Reconstruction of Atascadero’s historic Rotunda Building will begin later this year, city leaders say, despite a second rejection of a request for more federal money.
The building housed city offices, council chambers, and the Atascadero Historical Society museum until December 2003, when the 6.6-magnitude San Simeon Earthquake caused severe damage and thick cracks on each of the historic landmark’s four floors.
It has been vacant and deteriorating ever since, and vandals threw a brick through a glass entry door earlier this week.
City Manager Wade G. McKinney said that the second rejected appeal by the Federal Emergency Management Agency means the city would have to build in a “worst-case scenario” regarding funding.

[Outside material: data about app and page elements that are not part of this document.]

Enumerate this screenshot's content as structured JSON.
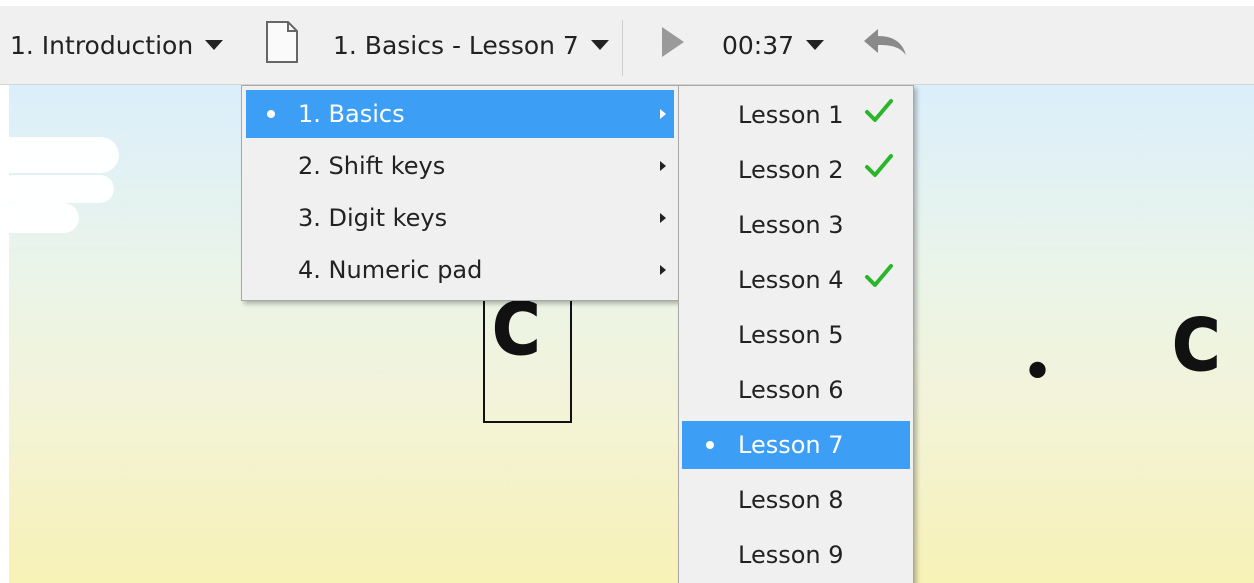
{
  "toolbar": {
    "course_label": "1. Introduction",
    "lesson_label": "1. Basics - Lesson 7",
    "time_label": "00:37",
    "icons": [
      "document-icon",
      "play-icon",
      "undo-icon"
    ]
  },
  "course_menu": {
    "items": [
      {
        "label": "1. Basics",
        "selected": true
      },
      {
        "label": "2. Shift keys",
        "selected": false
      },
      {
        "label": "3. Digit keys",
        "selected": false
      },
      {
        "label": "4. Numeric pad",
        "selected": false
      }
    ]
  },
  "lesson_menu": {
    "items": [
      {
        "label": "Lesson 1",
        "completed": true,
        "selected": false
      },
      {
        "label": "Lesson 2",
        "completed": true,
        "selected": false
      },
      {
        "label": "Lesson 3",
        "completed": false,
        "selected": false
      },
      {
        "label": "Lesson 4",
        "completed": true,
        "selected": false
      },
      {
        "label": "Lesson 5",
        "completed": false,
        "selected": false
      },
      {
        "label": "Lesson 6",
        "completed": false,
        "selected": false
      },
      {
        "label": "Lesson 7",
        "completed": false,
        "selected": true
      },
      {
        "label": "Lesson 8",
        "completed": false,
        "selected": false
      },
      {
        "label": "Lesson 9",
        "completed": false,
        "selected": false
      }
    ]
  },
  "exercise": {
    "current_char": "c",
    "separator": "•",
    "next_char": "c"
  },
  "colors": {
    "selection": "#3d9ef6",
    "check": "#2bb52b",
    "toolbar_bg": "#f0f0f0"
  }
}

But he added that the city has obtained the money necessary to complete the construction. He also noted that reconstruction would not have been possible without FEMA’s support.To meet the $43 million reconstruction costs:
Before recent appeals by the city, FEMA had agreed to pay for the costs associated with bringing the building back to prequake condition, including some of what the federal agency calls “mitigation costs” for repairing damage that may or may not have been caused by the earthquake, such as a 7-inch slippage in the foundation on one side.
McKinney could not say specifically what requests FEMA rejected, but the 14 most contentious issues are listed in a report to be released next week.
The city has long held that FEMA should also pay for the costs of bringing the building up to current code and disabled-access laws, which were not in effect before the earthquake, as well as replacing the ventilation system, which has deteriorated through neglect.
The city had also asked for FEMA to allow for an open-ended estimate, which can be modified as construction progresses.
In the hopes of still gaining more federal support, confused city officials are asking FEMA for its reasoning in not funding certain needed improvements.
McKinney said the city worked closely with FEMA in preparation of the appeal, but the rejection cited that the city needed to provide more information than it was aware it needed to submit.
In upcoming City Council meetings, Atascadero’s elected leaders will choose a construction company to carry out reconstruction plans, which have already been completed. City officials estimate the project will be completed by 2013.
According to the California Office of Historic Preservation, the nearly 45,000-square-foot City Hall was constructed of bricks made out of Atascadero clay and served as a town administrative center since its construction funded by Atascadero founder E.G. Lewis between 1914 and 1918.
Since the earthquake, city officials have worked out of a converted bowling alley that functions as a city hall.